. N. T. Wright, The Last Word: Scripture and The Authority of God– Getting Beyond The Bible Wars (New York, NY: HarperCollins, 2005), 82-84.
. N. T. Wright, “The Bible for the Post Modern World,” 1999, N. T. Wright Page [Www.ntwrightpage.com], http://www.biblicaltheology.ca/blue_files/The%20Bible%20for%20the%20Post%20Modern%20World.pdf (accessed August, 2008).
. Brian J. Walsh, and Slyvia C. Keesmaat, Colossians Remixed: Subverting The Empire (Downers Grove, IL: InterVarsity Press, 2004), 121.
. Wright, The Bible for the Post Modern World,” http://www.biblicaltheology.ca/blue_files/The%20Bible%20for%20the%20Post%20Modern%20World.pdf.
. The Art of Reading Scripture, ed. Ellen F. Davis and Richard B. Hays (Grand Rapids, MI: Wm. B. Eerdmans Publishing Co., 2003), 46.
. For a good overview of the history of fundamentalism see: George M. Marsden, Fundamentalism and American Culture, 2d ed. (New York, New York: Oxford University Press, 2006).
. Scot McKnight, “Five Streams of The Emerging Church,” Christianity Today (February 2007), 36.
. James K. A. Smith, Who’s Afraid of Postmodernism?: Taking Derrida, Lyotard, and Foucault to Church, ed. James K. A. Smith, The Church and Postmodern Culture (Grand Rapids, MI: Baker Academic, 2006), 34.
. Ibid., 34-35.

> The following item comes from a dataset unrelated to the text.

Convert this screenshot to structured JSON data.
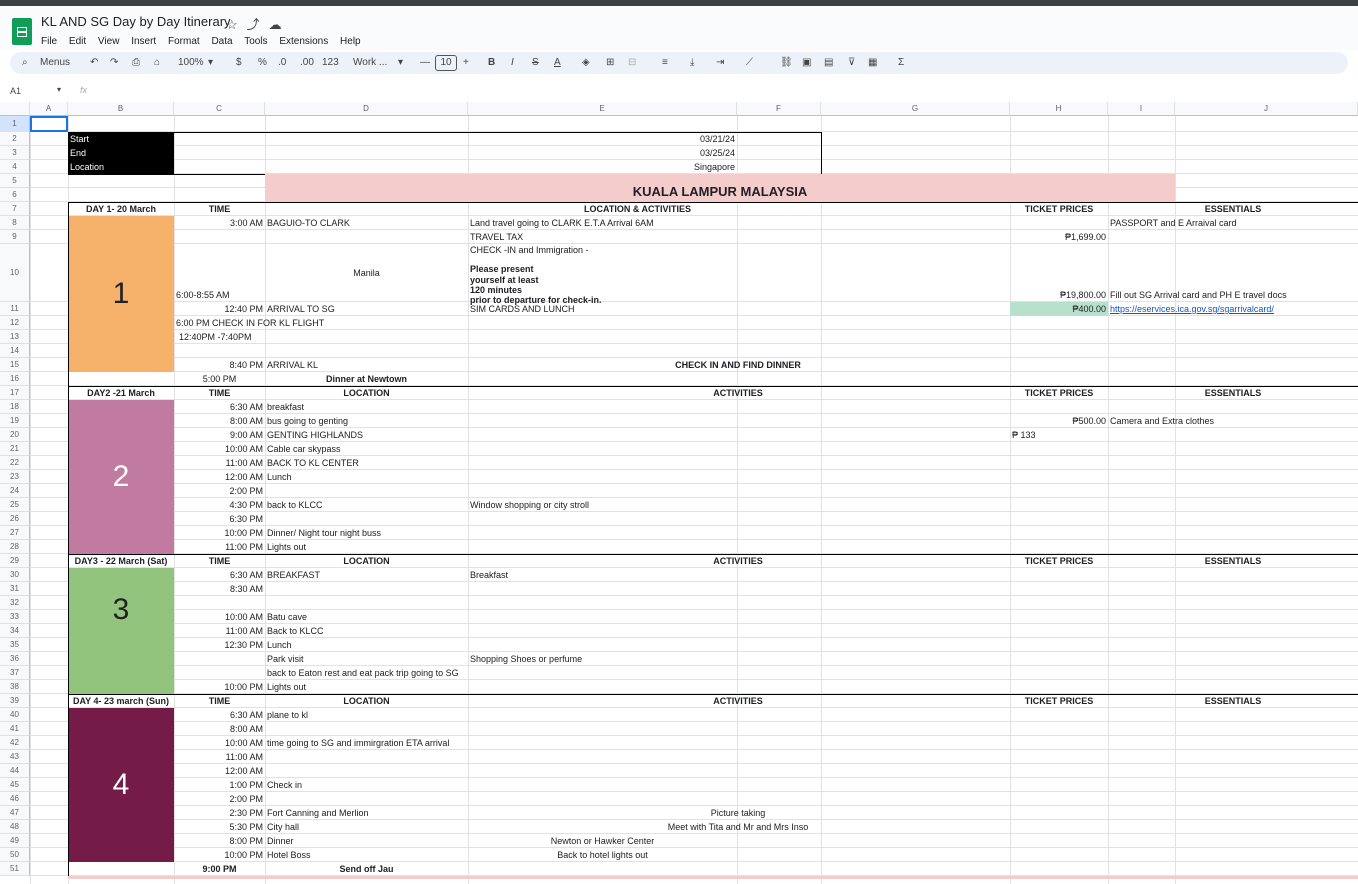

. The Art of Reading Scripture, ed. Ellen F. Davis and Richard B. Hays (Grand Rapids, MI: Wm. B. Eerdmans Publishing Co., 2003), 117.
. Smith, Who’s Afraid of Postmodernism?: Taking Derrida, Lyotard, and Foucault to Church, 38.
. Ibid., 39-40.
. Smith, Who’s Afraid of Postmodernism?: Taking Derrida, Lyotard, and Foucault to Church, 42.
. Ibid., 51.
. John D. Caputo, What Would Jesus Deconstruct?: The Good News of Post-Modernism for The Church, ed. James K. A. Smith, The Church and Postmodern Culture (Grand Rapids, MI: Baker Academic, 2007), 29.
. Wright, The Last Word: Scripture and The Authority of God– Getting Beyond The Bible Wars, 115.
. The Art of Reading Scripture, ed. Ellen F. Davis and Richard B. Hays (Grand Rapids, MI: Wm. B. Eerdmans Publishing Co., 2003), 51.
. Smith, Who’s Afraid of Postmodernism?: Taking Derrida, Lyotard, and Foucault to Church, 63.
. The Art of Reading Scripture, ed. Ellen F. Davis and Richard B. Hays (Grand Rapids, MI: Wm. B. Eerdmans Publishing Co., 2003), 121.
. Smith, Who’s Afraid of Postmodernism?: Taking Derrida, Lyotard, and Foucault to Church, 65.
. Wright, The Bible for the Post Modern World,” http://www.biblicaltheology.ca/blue_files/The%20Bible%20for%20the%20Post%20Modern%20World.pdf.
. Smith, Who’s Afraid of Postmodernism?: Taking Derrida, Lyotard, and Foucault to Church, 71.
. Walter Brueggemann, Texts Under Negotiation: The Bible and Postmodern Imagination (Minneapolis, MN: Augsburg Fortress, 1993), 65.
. Wright, The Last Word: Scripture and The Authority of God– Getting Beyond The Bible Wars, 122-3.